ENTRIES SHOWN —
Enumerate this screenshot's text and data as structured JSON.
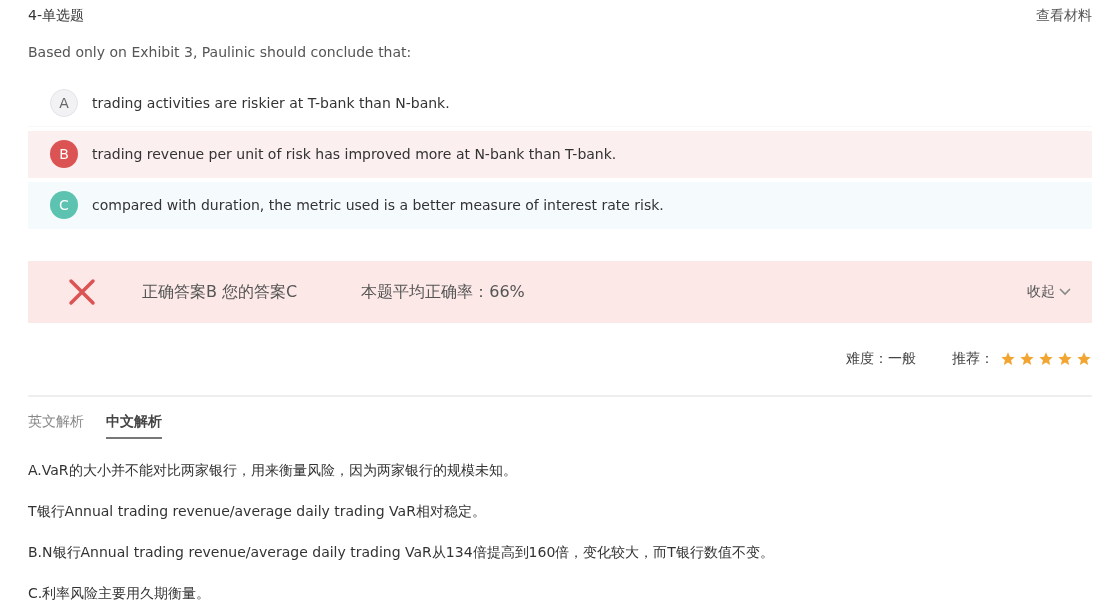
{
  "header": {
    "title": "4-单选题",
    "link": "查看材料"
  },
  "question": "Based only on Exhibit 3, Paulinic should conclude that:",
  "options": [
    {
      "letter": "A",
      "text": "trading activities are riskier at T-bank than N-bank.",
      "kind": "plain"
    },
    {
      "letter": "B",
      "text": "trading revenue per unit of risk has improved more at N-bank than T-bank.",
      "kind": "correct"
    },
    {
      "letter": "C",
      "text": "compared with duration, the metric used is a better measure of interest rate risk.",
      "kind": "chosen"
    }
  ],
  "result": {
    "is_correct": false,
    "answers": "正确答案B 您的答案C",
    "accuracy": "本题平均正确率：66%",
    "toggle": "收起",
    "expanded": true
  },
  "meta": {
    "difficulty": "难度：一般",
    "recommend_label": "推荐：",
    "stars": 5
  },
  "tabs": [
    {
      "label": "英文解析",
      "selected": false
    },
    {
      "label": "中文解析",
      "selected": true
    }
  ],
  "analysis": [
    "A.VaR的大小并不能对比两家银行，用来衡量风险，因为两家银行的规模未知。",
    "T银行Annual trading revenue/average daily trading VaR相对稳定。",
    "B.N银行Annual trading revenue/average daily trading VaR从134倍提高到160倍，变化较大，而T银行数值不变。",
    "C.利率风险主要用久期衡量。"
  ]
}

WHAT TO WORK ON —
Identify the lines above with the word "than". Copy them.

EXERCISE RESULT —
      "text": "trading activities are riskier at T-bank than N-bank.",
      "text": "trading revenue per unit of risk has improved more at N-bank than T-bank.",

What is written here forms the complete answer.